# WORK ITEM:
Check every line of the data below for "iPhone". Copy each one that has it.

__________

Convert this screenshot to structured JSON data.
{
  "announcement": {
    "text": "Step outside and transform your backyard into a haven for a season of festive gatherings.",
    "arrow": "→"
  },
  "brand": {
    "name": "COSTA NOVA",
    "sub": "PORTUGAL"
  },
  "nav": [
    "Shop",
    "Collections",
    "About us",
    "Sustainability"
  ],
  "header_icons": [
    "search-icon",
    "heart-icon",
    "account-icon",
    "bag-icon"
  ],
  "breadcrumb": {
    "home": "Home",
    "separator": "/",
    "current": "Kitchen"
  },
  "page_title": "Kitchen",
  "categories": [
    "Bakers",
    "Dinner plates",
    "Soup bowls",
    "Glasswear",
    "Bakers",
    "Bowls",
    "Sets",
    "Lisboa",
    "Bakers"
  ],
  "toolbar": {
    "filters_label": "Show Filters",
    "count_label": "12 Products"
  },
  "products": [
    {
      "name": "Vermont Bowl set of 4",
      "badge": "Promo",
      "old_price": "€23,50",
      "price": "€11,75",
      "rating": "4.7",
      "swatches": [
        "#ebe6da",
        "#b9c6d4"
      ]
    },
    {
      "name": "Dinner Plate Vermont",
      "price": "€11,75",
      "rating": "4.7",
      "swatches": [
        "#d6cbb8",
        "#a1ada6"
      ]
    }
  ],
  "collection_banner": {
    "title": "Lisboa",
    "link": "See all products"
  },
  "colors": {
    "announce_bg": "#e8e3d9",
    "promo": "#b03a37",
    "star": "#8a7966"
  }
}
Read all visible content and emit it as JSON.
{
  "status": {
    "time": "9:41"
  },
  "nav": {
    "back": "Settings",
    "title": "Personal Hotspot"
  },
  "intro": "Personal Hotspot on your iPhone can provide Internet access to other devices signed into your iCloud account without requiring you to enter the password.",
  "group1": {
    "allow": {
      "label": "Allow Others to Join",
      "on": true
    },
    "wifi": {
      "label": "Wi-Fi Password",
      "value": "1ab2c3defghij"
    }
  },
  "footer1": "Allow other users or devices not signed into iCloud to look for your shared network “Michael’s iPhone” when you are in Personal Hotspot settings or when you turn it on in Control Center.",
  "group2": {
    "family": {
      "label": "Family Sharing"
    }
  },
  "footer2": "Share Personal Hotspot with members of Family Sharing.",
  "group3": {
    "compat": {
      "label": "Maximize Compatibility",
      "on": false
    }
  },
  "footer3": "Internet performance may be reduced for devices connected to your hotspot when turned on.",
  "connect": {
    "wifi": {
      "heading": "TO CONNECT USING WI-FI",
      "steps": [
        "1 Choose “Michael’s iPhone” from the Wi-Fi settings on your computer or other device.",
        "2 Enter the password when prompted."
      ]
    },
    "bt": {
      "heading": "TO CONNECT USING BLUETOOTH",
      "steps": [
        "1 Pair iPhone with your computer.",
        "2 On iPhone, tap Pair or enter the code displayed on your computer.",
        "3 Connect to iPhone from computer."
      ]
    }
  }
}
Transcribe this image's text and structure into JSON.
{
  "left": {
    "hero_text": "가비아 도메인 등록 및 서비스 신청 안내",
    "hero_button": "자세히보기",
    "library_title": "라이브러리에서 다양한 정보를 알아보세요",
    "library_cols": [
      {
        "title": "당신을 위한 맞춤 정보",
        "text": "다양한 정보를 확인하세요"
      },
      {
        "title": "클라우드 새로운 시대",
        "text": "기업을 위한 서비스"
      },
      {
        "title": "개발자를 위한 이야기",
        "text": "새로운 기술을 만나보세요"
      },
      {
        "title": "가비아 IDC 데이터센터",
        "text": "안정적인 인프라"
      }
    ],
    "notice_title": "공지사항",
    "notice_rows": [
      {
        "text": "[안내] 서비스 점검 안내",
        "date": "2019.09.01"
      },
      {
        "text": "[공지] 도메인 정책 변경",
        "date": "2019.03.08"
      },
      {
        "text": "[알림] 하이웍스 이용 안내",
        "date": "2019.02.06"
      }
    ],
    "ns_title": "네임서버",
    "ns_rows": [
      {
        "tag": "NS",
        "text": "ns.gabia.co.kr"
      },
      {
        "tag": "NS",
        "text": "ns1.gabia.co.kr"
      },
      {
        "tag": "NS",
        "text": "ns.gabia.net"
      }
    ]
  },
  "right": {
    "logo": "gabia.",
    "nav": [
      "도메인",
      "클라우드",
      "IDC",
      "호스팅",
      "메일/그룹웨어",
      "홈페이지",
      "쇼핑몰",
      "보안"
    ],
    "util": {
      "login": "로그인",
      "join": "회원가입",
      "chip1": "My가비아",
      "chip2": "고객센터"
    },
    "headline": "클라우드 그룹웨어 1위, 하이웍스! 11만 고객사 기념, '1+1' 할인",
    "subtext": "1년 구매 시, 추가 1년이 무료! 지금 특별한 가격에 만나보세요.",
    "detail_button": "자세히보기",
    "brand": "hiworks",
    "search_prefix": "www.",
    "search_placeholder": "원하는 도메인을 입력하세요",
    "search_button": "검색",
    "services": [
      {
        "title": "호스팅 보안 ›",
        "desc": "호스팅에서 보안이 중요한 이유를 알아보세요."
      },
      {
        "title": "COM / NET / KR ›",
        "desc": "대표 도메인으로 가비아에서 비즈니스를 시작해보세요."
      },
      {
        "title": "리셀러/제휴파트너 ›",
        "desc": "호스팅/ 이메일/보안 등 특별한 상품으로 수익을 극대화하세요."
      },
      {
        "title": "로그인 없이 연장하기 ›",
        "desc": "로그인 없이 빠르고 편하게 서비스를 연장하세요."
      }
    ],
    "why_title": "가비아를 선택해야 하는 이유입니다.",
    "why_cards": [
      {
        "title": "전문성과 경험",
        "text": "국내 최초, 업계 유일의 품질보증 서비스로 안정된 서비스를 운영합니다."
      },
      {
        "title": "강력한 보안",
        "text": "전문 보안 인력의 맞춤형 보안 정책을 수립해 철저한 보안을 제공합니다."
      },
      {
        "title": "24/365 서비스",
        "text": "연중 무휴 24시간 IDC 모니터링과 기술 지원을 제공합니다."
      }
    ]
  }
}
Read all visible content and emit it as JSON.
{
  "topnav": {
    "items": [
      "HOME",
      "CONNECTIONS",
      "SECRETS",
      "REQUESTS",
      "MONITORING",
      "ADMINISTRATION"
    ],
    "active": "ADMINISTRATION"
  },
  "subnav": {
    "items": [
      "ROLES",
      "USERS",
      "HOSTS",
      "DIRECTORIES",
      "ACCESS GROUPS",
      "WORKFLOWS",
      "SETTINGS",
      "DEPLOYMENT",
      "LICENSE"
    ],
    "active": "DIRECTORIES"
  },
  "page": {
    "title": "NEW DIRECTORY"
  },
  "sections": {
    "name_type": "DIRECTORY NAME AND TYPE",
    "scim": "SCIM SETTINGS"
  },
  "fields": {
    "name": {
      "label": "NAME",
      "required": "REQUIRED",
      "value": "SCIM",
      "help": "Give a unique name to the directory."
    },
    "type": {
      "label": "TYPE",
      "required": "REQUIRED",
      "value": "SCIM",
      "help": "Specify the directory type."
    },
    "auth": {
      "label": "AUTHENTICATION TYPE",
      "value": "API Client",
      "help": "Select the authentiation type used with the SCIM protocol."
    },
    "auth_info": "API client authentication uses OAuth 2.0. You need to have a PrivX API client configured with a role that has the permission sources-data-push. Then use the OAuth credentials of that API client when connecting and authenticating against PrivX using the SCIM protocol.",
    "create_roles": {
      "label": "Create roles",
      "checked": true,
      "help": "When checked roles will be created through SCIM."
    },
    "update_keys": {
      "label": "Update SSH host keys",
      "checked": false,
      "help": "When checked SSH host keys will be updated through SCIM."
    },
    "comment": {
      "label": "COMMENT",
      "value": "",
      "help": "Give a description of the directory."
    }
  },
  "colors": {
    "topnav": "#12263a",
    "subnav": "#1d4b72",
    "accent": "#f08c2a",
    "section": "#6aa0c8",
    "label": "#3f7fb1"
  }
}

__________

# SOLUTION TO THE PROBLEM:
  "intro": "Personal Hotspot on your iPhone can provide Internet access to other devices signed into your iCloud account without requiring you to enter the password.",
  "footer1": "Allow other users or devices not signed into iCloud to look for your shared network “Michael’s iPhone” when you are in Personal Hotspot settings or when you turn it on in Control Center.",
        "1 Choose “Michael’s iPhone” from the Wi-Fi settings on your computer or other device.",
        "1 Pair iPhone with your computer.",
        "2 On iPhone, tap Pair or enter the code displayed on your computer.",
        "3 Connect to iPhone from computer."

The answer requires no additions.